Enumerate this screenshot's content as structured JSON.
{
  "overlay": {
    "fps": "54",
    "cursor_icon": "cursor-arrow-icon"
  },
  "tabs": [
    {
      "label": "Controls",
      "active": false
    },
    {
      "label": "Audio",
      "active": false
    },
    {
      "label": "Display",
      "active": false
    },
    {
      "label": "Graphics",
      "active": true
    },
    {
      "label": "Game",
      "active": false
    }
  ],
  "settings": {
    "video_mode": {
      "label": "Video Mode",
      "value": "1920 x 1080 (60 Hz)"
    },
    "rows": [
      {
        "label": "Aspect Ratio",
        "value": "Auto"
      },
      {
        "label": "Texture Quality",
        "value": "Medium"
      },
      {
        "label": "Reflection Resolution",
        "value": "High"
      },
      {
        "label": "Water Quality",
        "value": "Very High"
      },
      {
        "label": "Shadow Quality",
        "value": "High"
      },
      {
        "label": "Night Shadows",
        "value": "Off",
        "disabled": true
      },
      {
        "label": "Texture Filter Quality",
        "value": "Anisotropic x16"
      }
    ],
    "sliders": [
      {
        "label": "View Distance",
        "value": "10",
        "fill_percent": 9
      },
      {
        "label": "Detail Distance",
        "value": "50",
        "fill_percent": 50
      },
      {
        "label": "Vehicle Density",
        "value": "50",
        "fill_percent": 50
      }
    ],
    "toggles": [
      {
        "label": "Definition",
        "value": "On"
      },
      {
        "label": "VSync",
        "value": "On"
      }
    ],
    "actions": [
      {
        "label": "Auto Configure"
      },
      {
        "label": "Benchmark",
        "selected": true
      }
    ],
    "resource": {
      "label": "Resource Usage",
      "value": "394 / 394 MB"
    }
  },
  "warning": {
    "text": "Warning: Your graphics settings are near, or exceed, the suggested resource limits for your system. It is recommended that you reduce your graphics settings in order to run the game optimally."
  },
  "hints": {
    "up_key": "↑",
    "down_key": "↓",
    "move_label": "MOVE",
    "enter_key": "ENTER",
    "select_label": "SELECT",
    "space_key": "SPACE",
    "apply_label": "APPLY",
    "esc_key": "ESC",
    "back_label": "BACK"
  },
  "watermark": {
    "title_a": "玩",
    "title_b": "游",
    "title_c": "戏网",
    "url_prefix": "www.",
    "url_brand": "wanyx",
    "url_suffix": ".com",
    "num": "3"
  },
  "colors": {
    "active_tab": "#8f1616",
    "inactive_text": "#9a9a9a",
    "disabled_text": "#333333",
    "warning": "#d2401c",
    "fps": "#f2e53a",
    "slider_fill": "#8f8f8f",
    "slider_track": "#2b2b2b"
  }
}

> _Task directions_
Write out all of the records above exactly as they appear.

> _Completed task_
Enumerate this screenshot's content as structured JSON.
{
  "overlay": {
    "fps": "54",
    "cursor_icon": "cursor-arrow-icon"
  },
  "tabs": [
    {
      "label": "Controls",
      "active": false
    },
    {
      "label": "Audio",
      "active": false
    },
    {
      "label": "Display",
      "active": false
    },
    {
      "label": "Graphics",
      "active": true
    },
    {
      "label": "Game",
      "active": false
    }
  ],
  "settings": {
    "video_mode": {
      "label": "Video Mode",
      "value": "1920 x 1080 (60 Hz)"
    },
    "rows": [
      {
        "label": "Aspect Ratio",
        "value": "Auto"
      },
      {
        "label": "Texture Quality",
        "value": "Medium"
      },
      {
        "label": "Reflection Resolution",
        "value": "High"
      },
      {
        "label": "Water Quality",
        "value": "Very High"
      },
      {
        "label": "Shadow Quality",
        "value": "High"
      },
      {
        "label": "Night Shadows",
        "value": "Off",
        "disabled": true
      },
      {
        "label": "Texture Filter Quality",
        "value": "Anisotropic x16"
      }
    ],
    "sliders": [
      {
        "label": "View Distance",
        "value": "10",
        "fill_percent": 9
      },
      {
        "label": "Detail Distance",
        "value": "50",
        "fill_percent": 50
      },
      {
        "label": "Vehicle Density",
        "value": "50",
        "fill_percent": 50
      }
    ],
    "toggles": [
      {
        "label": "Definition",
        "value": "On"
      },
      {
        "label": "VSync",
        "value": "On"
      }
    ],
    "actions": [
      {
        "label": "Auto Configure"
      },
      {
        "label": "Benchmark",
        "selected": true
      }
    ],
    "resource": {
      "label": "Resource Usage",
      "value": "394 / 394 MB"
    }
  },
  "warning": {
    "text": "Warning: Your graphics settings are near, or exceed, the suggested resource limits for your system. It is recommended that you reduce your graphics settings in order to run the game optimally."
  },
  "hints": {
    "up_key": "↑",
    "down_key": "↓",
    "move_label": "MOVE",
    "enter_key": "ENTER",
    "select_label": "SELECT",
    "space_key": "SPACE",
    "apply_label": "APPLY",
    "esc_key": "ESC",
    "back_label": "BACK"
  },
  "watermark": {
    "title_a": "玩",
    "title_b": "游",
    "title_c": "戏网",
    "url_prefix": "www.",
    "url_brand": "wanyx",
    "url_suffix": ".com",
    "num": "3"
  },
  "colors": {
    "active_tab": "#8f1616",
    "inactive_text": "#9a9a9a",
    "disabled_text": "#333333",
    "warning": "#d2401c",
    "fps": "#f2e53a",
    "slider_fill": "#8f8f8f",
    "slider_track": "#2b2b2b"
  }
}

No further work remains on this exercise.